Your answer consists of the lines in the data that contain "children". Copy each of them.

Source material Start Marker

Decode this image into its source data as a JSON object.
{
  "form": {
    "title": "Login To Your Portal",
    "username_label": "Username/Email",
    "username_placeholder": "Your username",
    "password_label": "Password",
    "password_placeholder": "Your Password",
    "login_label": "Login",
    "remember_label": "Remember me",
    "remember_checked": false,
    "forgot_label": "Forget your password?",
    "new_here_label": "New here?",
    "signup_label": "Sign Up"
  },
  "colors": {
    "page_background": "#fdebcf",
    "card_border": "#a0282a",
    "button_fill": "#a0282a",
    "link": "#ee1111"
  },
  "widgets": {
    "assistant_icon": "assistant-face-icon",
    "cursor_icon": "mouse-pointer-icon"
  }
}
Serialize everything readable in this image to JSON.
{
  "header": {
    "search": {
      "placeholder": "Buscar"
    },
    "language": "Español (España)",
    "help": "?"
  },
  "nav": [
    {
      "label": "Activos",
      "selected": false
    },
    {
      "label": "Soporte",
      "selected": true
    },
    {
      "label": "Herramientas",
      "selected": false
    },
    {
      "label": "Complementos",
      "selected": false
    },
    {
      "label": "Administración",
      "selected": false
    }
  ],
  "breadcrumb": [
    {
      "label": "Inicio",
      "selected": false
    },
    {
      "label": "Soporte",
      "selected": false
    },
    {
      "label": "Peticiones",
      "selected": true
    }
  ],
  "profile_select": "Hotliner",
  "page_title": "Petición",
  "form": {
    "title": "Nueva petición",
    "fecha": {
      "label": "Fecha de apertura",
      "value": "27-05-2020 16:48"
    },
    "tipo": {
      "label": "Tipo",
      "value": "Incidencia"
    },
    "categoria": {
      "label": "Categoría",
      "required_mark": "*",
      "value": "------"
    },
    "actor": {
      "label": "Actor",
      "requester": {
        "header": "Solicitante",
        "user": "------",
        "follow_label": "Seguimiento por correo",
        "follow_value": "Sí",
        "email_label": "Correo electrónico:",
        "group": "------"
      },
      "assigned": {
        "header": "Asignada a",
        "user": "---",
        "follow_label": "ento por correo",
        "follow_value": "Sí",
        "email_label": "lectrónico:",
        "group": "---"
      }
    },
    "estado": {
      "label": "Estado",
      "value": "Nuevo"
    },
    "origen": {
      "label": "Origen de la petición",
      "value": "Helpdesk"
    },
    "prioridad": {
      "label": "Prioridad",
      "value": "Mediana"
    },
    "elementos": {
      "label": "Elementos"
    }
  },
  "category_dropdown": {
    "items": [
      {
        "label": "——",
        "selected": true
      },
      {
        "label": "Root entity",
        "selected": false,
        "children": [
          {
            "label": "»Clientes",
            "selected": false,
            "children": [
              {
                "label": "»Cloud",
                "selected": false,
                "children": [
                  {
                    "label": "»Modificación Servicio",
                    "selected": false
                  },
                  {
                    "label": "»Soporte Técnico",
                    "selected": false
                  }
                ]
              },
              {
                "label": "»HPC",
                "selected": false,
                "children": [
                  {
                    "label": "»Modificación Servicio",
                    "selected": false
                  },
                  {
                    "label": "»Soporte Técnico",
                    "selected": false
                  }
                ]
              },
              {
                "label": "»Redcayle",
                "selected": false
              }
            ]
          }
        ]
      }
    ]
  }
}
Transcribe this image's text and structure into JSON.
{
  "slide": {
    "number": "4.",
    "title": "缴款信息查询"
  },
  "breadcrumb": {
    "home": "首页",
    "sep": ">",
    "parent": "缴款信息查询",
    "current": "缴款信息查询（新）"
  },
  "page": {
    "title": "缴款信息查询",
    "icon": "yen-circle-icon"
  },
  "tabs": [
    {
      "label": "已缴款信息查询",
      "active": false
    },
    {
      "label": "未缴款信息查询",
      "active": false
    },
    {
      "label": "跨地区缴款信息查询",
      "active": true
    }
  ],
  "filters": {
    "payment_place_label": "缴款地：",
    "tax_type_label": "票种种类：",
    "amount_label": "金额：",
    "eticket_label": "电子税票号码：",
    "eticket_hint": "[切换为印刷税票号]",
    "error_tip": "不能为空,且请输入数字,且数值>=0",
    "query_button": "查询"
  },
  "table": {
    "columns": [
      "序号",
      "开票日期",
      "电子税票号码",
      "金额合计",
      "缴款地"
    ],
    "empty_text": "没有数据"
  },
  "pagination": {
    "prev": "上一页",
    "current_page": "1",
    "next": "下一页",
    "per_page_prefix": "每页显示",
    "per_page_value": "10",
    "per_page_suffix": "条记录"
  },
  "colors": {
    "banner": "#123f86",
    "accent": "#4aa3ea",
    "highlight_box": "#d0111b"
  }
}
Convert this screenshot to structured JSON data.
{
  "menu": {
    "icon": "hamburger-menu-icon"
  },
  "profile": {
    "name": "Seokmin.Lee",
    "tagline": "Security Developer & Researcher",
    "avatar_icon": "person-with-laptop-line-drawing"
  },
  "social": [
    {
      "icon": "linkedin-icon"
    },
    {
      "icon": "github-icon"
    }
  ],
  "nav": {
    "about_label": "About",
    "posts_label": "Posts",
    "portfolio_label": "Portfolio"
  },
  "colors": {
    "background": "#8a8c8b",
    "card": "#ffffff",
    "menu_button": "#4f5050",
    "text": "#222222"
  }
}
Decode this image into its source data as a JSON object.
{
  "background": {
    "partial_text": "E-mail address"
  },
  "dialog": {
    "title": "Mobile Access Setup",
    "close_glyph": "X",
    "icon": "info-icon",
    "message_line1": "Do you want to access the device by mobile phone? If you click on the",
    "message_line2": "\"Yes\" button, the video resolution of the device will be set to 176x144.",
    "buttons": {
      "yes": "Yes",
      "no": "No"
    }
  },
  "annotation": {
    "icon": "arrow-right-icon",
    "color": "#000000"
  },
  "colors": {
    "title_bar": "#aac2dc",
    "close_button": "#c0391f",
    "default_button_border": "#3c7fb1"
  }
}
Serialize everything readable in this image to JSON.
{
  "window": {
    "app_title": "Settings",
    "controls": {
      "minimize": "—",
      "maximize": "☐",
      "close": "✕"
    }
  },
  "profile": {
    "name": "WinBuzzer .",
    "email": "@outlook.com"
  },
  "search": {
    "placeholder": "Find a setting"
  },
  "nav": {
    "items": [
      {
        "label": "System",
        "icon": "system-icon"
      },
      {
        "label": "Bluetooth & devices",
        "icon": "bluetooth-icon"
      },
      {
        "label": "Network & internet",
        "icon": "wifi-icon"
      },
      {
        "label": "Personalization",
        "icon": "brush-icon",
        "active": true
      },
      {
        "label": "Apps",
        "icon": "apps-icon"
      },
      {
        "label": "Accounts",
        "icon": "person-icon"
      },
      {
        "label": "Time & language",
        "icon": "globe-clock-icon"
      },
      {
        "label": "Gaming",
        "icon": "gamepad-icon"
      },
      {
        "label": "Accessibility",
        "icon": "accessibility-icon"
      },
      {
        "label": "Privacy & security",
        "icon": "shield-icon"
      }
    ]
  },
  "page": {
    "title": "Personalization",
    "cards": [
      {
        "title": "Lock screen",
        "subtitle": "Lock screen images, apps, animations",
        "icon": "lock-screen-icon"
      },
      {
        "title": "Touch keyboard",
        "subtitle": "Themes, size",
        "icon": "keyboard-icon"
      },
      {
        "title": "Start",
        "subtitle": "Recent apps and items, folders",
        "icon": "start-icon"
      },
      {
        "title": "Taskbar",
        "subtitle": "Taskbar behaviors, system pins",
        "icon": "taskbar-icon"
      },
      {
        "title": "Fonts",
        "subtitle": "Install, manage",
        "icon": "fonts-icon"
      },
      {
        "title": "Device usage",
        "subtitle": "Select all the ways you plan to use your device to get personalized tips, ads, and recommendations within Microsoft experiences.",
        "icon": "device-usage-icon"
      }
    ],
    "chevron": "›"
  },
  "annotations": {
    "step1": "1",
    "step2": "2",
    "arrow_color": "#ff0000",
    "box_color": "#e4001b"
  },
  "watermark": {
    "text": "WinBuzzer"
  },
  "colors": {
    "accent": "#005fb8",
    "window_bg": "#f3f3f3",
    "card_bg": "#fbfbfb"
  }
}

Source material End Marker

**Response area**.
        "children": [
            "children": [
                "children": [
                "children": [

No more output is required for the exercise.